Top of Provided information
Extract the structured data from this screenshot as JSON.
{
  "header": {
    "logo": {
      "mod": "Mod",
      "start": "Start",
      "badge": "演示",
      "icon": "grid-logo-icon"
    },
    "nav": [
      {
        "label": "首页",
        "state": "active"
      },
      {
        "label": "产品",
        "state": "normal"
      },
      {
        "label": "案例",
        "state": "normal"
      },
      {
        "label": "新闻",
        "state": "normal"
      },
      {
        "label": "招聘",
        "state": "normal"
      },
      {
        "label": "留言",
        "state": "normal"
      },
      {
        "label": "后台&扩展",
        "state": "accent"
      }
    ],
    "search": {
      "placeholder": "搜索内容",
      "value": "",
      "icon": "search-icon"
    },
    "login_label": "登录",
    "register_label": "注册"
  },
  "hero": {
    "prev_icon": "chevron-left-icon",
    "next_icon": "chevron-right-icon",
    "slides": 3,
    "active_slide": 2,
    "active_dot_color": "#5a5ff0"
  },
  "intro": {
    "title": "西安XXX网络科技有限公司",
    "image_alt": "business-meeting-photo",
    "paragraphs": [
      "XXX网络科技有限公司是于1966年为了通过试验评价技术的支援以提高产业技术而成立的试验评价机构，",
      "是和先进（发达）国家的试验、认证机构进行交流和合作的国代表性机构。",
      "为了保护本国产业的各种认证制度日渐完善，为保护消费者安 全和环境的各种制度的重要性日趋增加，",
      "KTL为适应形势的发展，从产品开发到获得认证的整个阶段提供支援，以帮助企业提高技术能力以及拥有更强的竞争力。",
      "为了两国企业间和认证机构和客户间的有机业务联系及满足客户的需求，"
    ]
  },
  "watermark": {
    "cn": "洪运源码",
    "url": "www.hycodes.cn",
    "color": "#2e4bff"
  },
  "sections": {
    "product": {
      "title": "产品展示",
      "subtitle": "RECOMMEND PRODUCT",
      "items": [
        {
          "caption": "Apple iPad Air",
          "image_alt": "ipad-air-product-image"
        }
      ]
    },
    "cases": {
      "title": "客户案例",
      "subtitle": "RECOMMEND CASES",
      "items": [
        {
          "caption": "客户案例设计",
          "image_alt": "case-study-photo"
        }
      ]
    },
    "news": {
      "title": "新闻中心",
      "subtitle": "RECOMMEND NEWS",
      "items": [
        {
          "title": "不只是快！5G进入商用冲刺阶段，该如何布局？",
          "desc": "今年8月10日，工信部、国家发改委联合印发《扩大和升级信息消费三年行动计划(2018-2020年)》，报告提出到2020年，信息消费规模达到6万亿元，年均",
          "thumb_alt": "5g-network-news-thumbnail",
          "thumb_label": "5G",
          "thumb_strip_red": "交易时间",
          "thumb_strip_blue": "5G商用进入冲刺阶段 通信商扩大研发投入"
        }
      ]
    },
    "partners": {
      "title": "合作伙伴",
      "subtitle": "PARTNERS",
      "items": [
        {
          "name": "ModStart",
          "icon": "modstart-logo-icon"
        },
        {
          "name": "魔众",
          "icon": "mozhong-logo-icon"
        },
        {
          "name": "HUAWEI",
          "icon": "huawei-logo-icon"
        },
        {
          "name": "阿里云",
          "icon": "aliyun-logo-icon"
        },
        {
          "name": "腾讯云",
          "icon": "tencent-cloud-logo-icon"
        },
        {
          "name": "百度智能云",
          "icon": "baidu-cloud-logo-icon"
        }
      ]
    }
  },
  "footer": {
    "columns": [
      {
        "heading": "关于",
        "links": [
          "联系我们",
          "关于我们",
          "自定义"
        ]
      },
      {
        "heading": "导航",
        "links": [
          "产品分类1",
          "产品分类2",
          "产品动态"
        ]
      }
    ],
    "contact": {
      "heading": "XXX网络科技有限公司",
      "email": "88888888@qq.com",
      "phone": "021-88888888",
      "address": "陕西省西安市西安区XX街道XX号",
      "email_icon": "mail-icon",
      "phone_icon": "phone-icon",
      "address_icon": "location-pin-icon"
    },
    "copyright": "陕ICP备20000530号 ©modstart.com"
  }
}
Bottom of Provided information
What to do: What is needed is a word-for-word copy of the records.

Response:
Extract the structured data from this screenshot as JSON.
{
  "header": {
    "logo": {
      "mod": "Mod",
      "start": "Start",
      "badge": "演示",
      "icon": "grid-logo-icon"
    },
    "nav": [
      {
        "label": "首页",
        "state": "active"
      },
      {
        "label": "产品",
        "state": "normal"
      },
      {
        "label": "案例",
        "state": "normal"
      },
      {
        "label": "新闻",
        "state": "normal"
      },
      {
        "label": "招聘",
        "state": "normal"
      },
      {
        "label": "留言",
        "state": "normal"
      },
      {
        "label": "后台&扩展",
        "state": "accent"
      }
    ],
    "search": {
      "placeholder": "搜索内容",
      "value": "",
      "icon": "search-icon"
    },
    "login_label": "登录",
    "register_label": "注册"
  },
  "hero": {
    "prev_icon": "chevron-left-icon",
    "next_icon": "chevron-right-icon",
    "slides": 3,
    "active_slide": 2,
    "active_dot_color": "#5a5ff0"
  },
  "intro": {
    "title": "西安XXX网络科技有限公司",
    "image_alt": "business-meeting-photo",
    "paragraphs": [
      "XXX网络科技有限公司是于1966年为了通过试验评价技术的支援以提高产业技术而成立的试验评价机构，",
      "是和先进（发达）国家的试验、认证机构进行交流和合作的国代表性机构。",
      "为了保护本国产业的各种认证制度日渐完善，为保护消费者安 全和环境的各种制度的重要性日趋增加，",
      "KTL为适应形势的发展，从产品开发到获得认证的整个阶段提供支援，以帮助企业提高技术能力以及拥有更强的竞争力。",
      "为了两国企业间和认证机构和客户间的有机业务联系及满足客户的需求，"
    ]
  },
  "watermark": {
    "cn": "洪运源码",
    "url": "www.hycodes.cn",
    "color": "#2e4bff"
  },
  "sections": {
    "product": {
      "title": "产品展示",
      "subtitle": "RECOMMEND PRODUCT",
      "items": [
        {
          "caption": "Apple iPad Air",
          "image_alt": "ipad-air-product-image"
        }
      ]
    },
    "cases": {
      "title": "客户案例",
      "subtitle": "RECOMMEND CASES",
      "items": [
        {
          "caption": "客户案例设计",
          "image_alt": "case-study-photo"
        }
      ]
    },
    "news": {
      "title": "新闻中心",
      "subtitle": "RECOMMEND NEWS",
      "items": [
        {
          "title": "不只是快！5G进入商用冲刺阶段，该如何布局？",
          "desc": "今年8月10日，工信部、国家发改委联合印发《扩大和升级信息消费三年行动计划(2018-2020年)》，报告提出到2020年，信息消费规模达到6万亿元，年均",
          "thumb_alt": "5g-network-news-thumbnail",
          "thumb_label": "5G",
          "thumb_strip_red": "交易时间",
          "thumb_strip_blue": "5G商用进入冲刺阶段 通信商扩大研发投入"
        }
      ]
    },
    "partners": {
      "title": "合作伙伴",
      "subtitle": "PARTNERS",
      "items": [
        {
          "name": "ModStart",
          "icon": "modstart-logo-icon"
        },
        {
          "name": "魔众",
          "icon": "mozhong-logo-icon"
        },
        {
          "name": "HUAWEI",
          "icon": "huawei-logo-icon"
        },
        {
          "name": "阿里云",
          "icon": "aliyun-logo-icon"
        },
        {
          "name": "腾讯云",
          "icon": "tencent-cloud-logo-icon"
        },
        {
          "name": "百度智能云",
          "icon": "baidu-cloud-logo-icon"
        }
      ]
    }
  },
  "footer": {
    "columns": [
      {
        "heading": "关于",
        "links": [
          "联系我们",
          "关于我们",
          "自定义"
        ]
      },
      {
        "heading": "导航",
        "links": [
          "产品分类1",
          "产品分类2",
          "产品动态"
        ]
      }
    ],
    "contact": {
      "heading": "XXX网络科技有限公司",
      "email": "88888888@qq.com",
      "phone": "021-88888888",
      "address": "陕西省西安市西安区XX街道XX号",
      "email_icon": "mail-icon",
      "phone_icon": "phone-icon",
      "address_icon": "location-pin-icon"
    },
    "copyright": "陕ICP备20000530号 ©modstart.com"
  }
}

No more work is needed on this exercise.